* Start looking for jobs. The job MUST REQUIRE A BSN. Not 'BSN desirable.' It has to be 'BSN required.' Otherwise any visa application submitted is likely to be denied, because a H1B visa requires the JOB to require a BSN, not just the applicant POSSESSING a BSN. This is a very important detail. Also..Look in rural areas as opposed to big cities. Consider undesirable areas. They are much more likely to have problems recruiting and retaining staff, and will be much more likely to consider sponsoring overseas RNs as a consequence. Big, popular hospital in major cities? No chance, unless you are SuperNurse with a PhD and a magic wand.
And there you have it. You have to be prepared for setbacks, bureaucracy, red tape, expense, a lot of studying, plenty of headaches and sleepless nights, and possibly no positive outcome after all of that. Going down the agency route, believe me, is of NO BENEFIT WHATSOEVER. They only do what you can do for yourself, if you are determined and focused: make phone calls and send out your resume. Except, they charge you a hefty fee and there is no guarantee of a job or a visa at the end of it all. My advice is:
* Be determined
* Really want to live in the States
* Be self sufficient
* Be positive
* DO YOUR HOMEWORK!!!
I have encountered too many nurses who have no particular love of America or have never even been there - or both - but who think they deserve to be granted a visa because they are a skilled nurse in their own country. NOT SO. As an immigrant myself, it grates on my last nerve to hear such stories. E.g..."I want to work in America, I don't care where, I have never been there, but I've heard the pay and the lifestyle is really good and there are lots of nurses from my country there...so I could send all of my disposable income back to my country every month...and never actually integrate." This drives Americans crazy and I agree with them. You do not deserve a place in the Land of The Free and the Home of the Brave!

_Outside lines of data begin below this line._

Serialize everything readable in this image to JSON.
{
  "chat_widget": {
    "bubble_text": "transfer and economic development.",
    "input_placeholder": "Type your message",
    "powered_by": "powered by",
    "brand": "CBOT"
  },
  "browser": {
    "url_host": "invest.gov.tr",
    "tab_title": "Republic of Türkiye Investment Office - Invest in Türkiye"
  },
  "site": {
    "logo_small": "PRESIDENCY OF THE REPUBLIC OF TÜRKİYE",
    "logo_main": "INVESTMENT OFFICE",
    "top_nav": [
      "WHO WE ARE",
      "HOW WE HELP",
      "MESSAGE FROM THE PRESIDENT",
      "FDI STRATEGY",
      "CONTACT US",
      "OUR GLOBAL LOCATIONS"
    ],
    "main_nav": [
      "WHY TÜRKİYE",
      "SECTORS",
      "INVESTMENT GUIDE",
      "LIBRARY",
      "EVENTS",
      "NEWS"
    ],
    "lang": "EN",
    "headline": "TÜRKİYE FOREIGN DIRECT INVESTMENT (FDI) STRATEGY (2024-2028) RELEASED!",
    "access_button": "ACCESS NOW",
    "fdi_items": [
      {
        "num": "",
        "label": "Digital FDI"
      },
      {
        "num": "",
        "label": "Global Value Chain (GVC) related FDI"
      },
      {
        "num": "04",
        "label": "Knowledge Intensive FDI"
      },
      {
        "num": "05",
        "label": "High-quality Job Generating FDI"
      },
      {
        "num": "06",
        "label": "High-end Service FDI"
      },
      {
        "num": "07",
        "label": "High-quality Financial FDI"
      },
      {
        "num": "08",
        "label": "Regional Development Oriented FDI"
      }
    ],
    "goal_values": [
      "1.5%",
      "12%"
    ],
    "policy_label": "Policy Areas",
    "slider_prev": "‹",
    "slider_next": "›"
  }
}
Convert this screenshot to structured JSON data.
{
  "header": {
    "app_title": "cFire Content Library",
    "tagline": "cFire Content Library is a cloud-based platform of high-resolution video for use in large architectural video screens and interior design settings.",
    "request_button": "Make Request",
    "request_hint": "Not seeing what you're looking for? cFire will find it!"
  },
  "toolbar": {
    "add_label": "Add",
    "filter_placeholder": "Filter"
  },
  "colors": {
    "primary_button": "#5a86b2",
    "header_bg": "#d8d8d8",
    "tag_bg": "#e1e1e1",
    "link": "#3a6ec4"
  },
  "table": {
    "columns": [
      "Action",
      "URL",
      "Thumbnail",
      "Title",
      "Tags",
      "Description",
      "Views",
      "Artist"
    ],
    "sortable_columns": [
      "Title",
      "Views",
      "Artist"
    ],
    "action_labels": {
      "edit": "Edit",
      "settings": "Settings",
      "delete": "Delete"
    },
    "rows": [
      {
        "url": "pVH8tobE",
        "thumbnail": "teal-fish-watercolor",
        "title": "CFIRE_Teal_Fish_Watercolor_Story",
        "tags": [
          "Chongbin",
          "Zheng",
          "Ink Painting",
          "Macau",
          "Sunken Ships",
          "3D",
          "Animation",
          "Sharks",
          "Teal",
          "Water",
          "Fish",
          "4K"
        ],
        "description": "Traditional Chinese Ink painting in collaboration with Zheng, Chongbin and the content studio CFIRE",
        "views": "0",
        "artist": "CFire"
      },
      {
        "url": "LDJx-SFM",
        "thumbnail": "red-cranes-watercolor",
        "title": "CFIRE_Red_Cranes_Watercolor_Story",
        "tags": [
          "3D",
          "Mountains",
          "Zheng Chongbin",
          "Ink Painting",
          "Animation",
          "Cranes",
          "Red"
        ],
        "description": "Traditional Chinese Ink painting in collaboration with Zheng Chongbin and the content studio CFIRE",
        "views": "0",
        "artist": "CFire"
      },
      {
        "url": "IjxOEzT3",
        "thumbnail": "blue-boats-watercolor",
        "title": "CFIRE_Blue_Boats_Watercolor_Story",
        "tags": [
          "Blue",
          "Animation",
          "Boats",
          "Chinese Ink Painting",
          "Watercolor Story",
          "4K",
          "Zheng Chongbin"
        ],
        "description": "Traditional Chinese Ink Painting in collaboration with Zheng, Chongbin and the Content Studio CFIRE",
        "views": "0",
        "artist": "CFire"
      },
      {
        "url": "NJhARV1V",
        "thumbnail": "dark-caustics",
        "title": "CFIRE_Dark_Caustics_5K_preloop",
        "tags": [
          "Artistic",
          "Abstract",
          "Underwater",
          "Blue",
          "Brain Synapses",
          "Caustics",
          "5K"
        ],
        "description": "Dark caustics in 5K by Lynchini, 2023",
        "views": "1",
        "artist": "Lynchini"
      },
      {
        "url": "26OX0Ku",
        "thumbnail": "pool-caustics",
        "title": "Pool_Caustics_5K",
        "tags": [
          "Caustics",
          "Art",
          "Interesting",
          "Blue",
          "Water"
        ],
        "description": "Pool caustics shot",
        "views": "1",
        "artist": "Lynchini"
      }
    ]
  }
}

However, if like me, you have a passionate desire to make your life as a professional nurse in the USA; follow the above-mentioned steps and hopefully you will find success at the end of your road. If you are genuine in your endeavor, do not be discouraged by comments telling you that USA nurses cannot find employment, so why should ANYONE consider sponsoring you for a visa? Some of you may not be aware of this, so let me tell you: A crucial component of the H1B visa is that (a) it is a 'specialist occupation' visa (so contrary to some posts - you very much DO need to work in a specialty area -operating room/pediatrics/ICU etc-, and furthermore get certification in this specialty) and b) the employer MUST demonstrate that they have tried, and failed, to fill the post with an American nurse for quite some time before they considered hiring a non-USA nurse. So, you are not 'taking a job away' from an indigenous citizen. It is actually impossible to do so. If a suitably qualified American nurse applies for the post, and you apply for the post too, and the employer decides to offer you the job instead of the American nurse, your visa application will be rejected unequivocally & without doubt. It is only those job vacancies which are UNFILLED that are taken by H1B applicants. This is an important point; remember it because you will mos tprobably encounter some hostility upon your arrival in the States from those nurses who can not believe that a local nurse could not have filled that position. BE PREPARED FOR THAT!
Finally....good luck, compadres. I have been working towards my goal for several years and it has been tireless, tiring and exhausting. However, upon reflection, I would not change my life experiences for all the tea in China. This long, hard struggle has made me a better person and a better nurse; I can hold my hand on my heart and say I have earned my place in the United States of America, and I aim to be the very best nurse I can possibly be.
Thank you for your time.
Last edit by Esme12 on Jan 15